Sustainable Infrastructure Investment Toward a More Equitable Future
This book provides examples and suggestions for readers to understand how public investment decisions for sustainable infrastructure are made. Through detailed analysis of public investment in infrastructure over the last few decades in the United States, the United Kingdom, and Finland, the author explores how the decision-making processes for major public works spending, many of them requiring quite rigorous and detailed computational methodologies, can result in plans that underserve large portions of the population, are inequitable, and fail to efficiently preserve public property. Beginning with some of the commonly offered explanations for the slow pace of investment and repair in a supposedly prosperous society facing serious environmental challenges, the book then explores media’s role in shaping the public-at-large’s understanding of the situation and the unimaginative solutions put forward by politicians. It continues with some case studies of infrastructure investment, or lack thereof, including an exploration of competing uses for government funds. It concludes with some suggestions. It is aimed at a large readership of professionals, students, and policy makers in political science, urban planning, and civil engineering.

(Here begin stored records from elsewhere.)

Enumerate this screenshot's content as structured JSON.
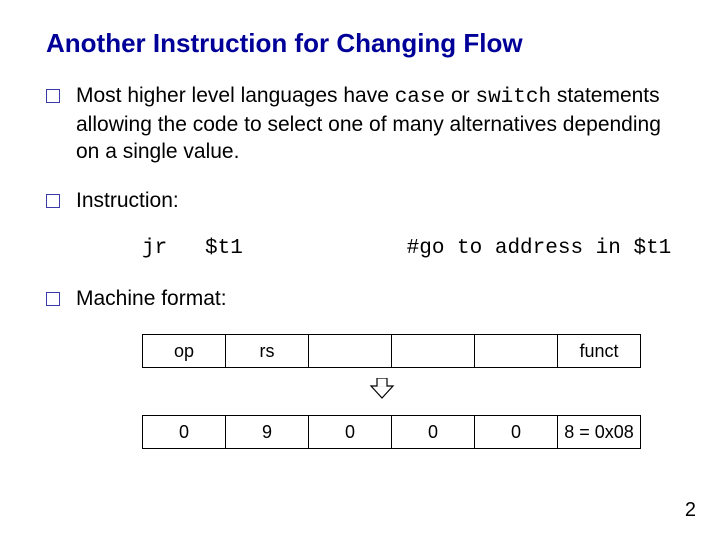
{
  "title": "Another Instruction for Changing Flow",
  "bullets": {
    "b1": {
      "t1": "Most higher level languages have ",
      "code1": "case",
      "t2": " or ",
      "code2": "switch",
      "t3": " statements allowing the code to select one of many alternatives depending on a single value."
    },
    "b2": "Instruction:",
    "b3": "Machine format:"
  },
  "code": {
    "line": "jr   $t1             #go to address in $t1"
  },
  "table_fields": {
    "c0": "op",
    "c1": "rs",
    "c2": "",
    "c3": "",
    "c4": "",
    "c5": "funct"
  },
  "table_values": {
    "c0": "0",
    "c1": "9",
    "c2": "0",
    "c3": "0",
    "c4": "0",
    "c5": "8 = 0x08"
  },
  "page_number": "2"
}
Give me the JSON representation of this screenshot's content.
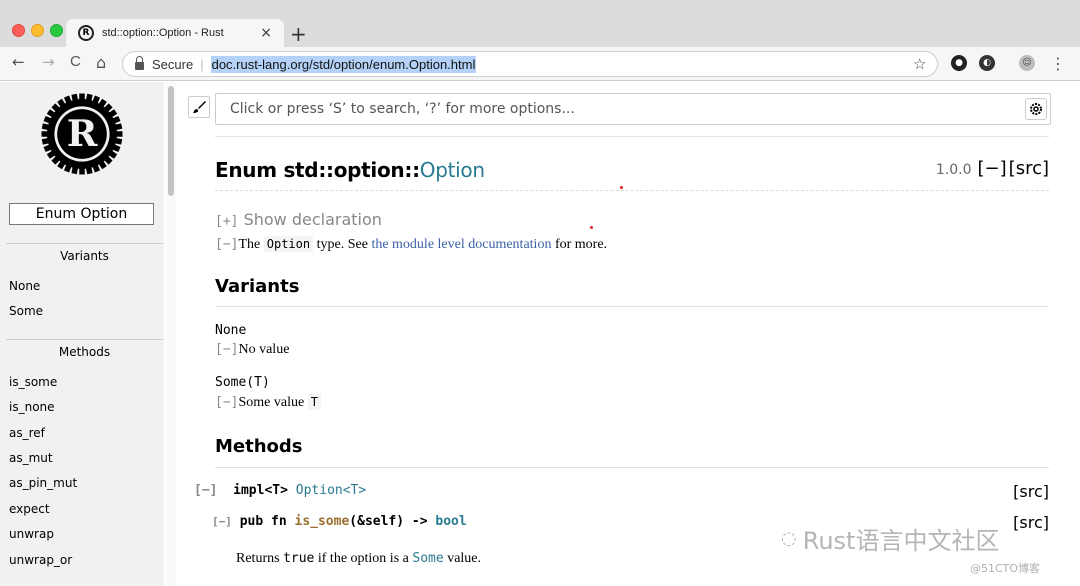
{
  "browser": {
    "tab_title": "std::option::Option - Rust",
    "tab_close": "×",
    "new_tab": "+",
    "nav": {
      "back": "←",
      "forward": "→",
      "reload": "C",
      "home": "⌂"
    },
    "secure_label": "Secure",
    "separator": "|",
    "url": "doc.rust-lang.org/std/option/enum.Option.html",
    "star": "☆",
    "menu": "⋮"
  },
  "sidebar": {
    "crate_box": "Enum Option",
    "variants_heading": "Variants",
    "variants": [
      "None",
      "Some"
    ],
    "methods_heading": "Methods",
    "methods": [
      "is_some",
      "is_none",
      "as_ref",
      "as_mut",
      "as_pin_mut",
      "expect",
      "unwrap",
      "unwrap_or"
    ]
  },
  "search": {
    "placeholder": "Click or press ‘S’ to search, ‘?’ for more options..."
  },
  "header": {
    "prefix": "Enum std::option::",
    "name": "Option",
    "since": "1.0.0",
    "collapse": "[−]",
    "src": "[src]"
  },
  "declaration": {
    "toggle": "[+]",
    "label": "Show declaration"
  },
  "doc": {
    "toggle": "[−]",
    "the": "The ",
    "type_code": "Option",
    "text1": " type. See ",
    "link": "the module level documentation",
    "text2": " for more."
  },
  "variants_section": {
    "title": "Variants",
    "items": [
      {
        "name": "None",
        "toggle": "[−]",
        "doc": "No value",
        "code": ""
      },
      {
        "name": "Some(T)",
        "toggle": "[−]",
        "doc": "Some value ",
        "code": "T"
      }
    ]
  },
  "methods_section": {
    "title": "Methods",
    "impl_toggle": "[−]",
    "impl_kw": "impl<T> ",
    "impl_type": "Option<T>",
    "impl_src": "[src]",
    "method_toggle": "[−]",
    "method_sig_kw": "pub fn ",
    "method_name": "is_some",
    "method_args": "(&self) -> ",
    "method_ret": "bool",
    "method_src": "[src]",
    "method_doc_pre": "Returns ",
    "method_doc_code": "true",
    "method_doc_mid": " if the option is a ",
    "method_doc_link": "Some",
    "method_doc_post": " value."
  },
  "watermark": {
    "main": "Rust语言中文社区",
    "sub": "@51CTO博客"
  },
  "colors": {
    "link": "#3b62a6",
    "type": "#2a7a90",
    "fn": "#9a6e31",
    "sidebar_bg": "#f1f1f1"
  }
}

1. Introduction 2. Common but incomplete explanations for slow investment and repair 3. Reporting quality 4. Politicians are supposed to have a vision 5. Thomas Frank’s analysis or how we got the Dual Economy 6. Dual Economy and the Public Work Sector 7. Dual Economy and Institutions Competing with Public Works 8.Suggestions
"This is a very important book. It analyses a wide breadth of problems – concerning transportation, education, health care and others – across the whole policy spectrum. It does so in three different countries (the US, the UK and Finland) with three very different systems of political economy and governance. 'Systems' is a key word here because the systematic inter-relations of cause and effect with regard to policies, is necessary to understand why, what often seem on the surface to be wise practices, so frequently fail. The answer as to why such occurs is both simple and complex. The simple answer is that purported policy solutions to problems when considered in isolation usually produce unintended consequences. Of course, there is a more complex answer as well, and Dr. Bruun provides it . . . in case after case. His cogent arguments and sound logic are matched by a wealth of empirical fact . . . as said before, embracing problems and issues across three very different political-economic systems. This is a very important book!" Garry Potter, Professor of Sociology, Wilfred Laurier University Waterloo, Ontario, Canada

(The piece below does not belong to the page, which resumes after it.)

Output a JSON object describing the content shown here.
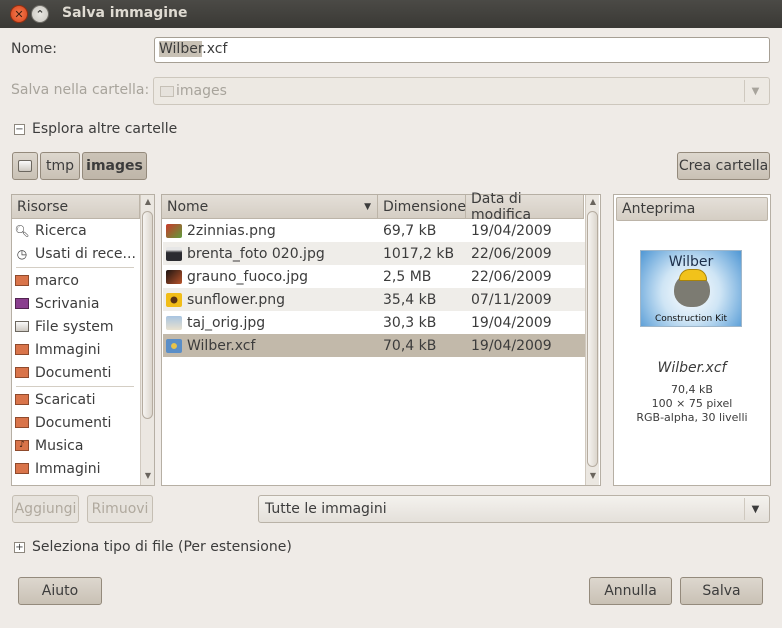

"It suggests hope for a better future, and in fact I see the book as being well sprinkled with constructive ideas on how we can do better in the future." Glen Weisbrod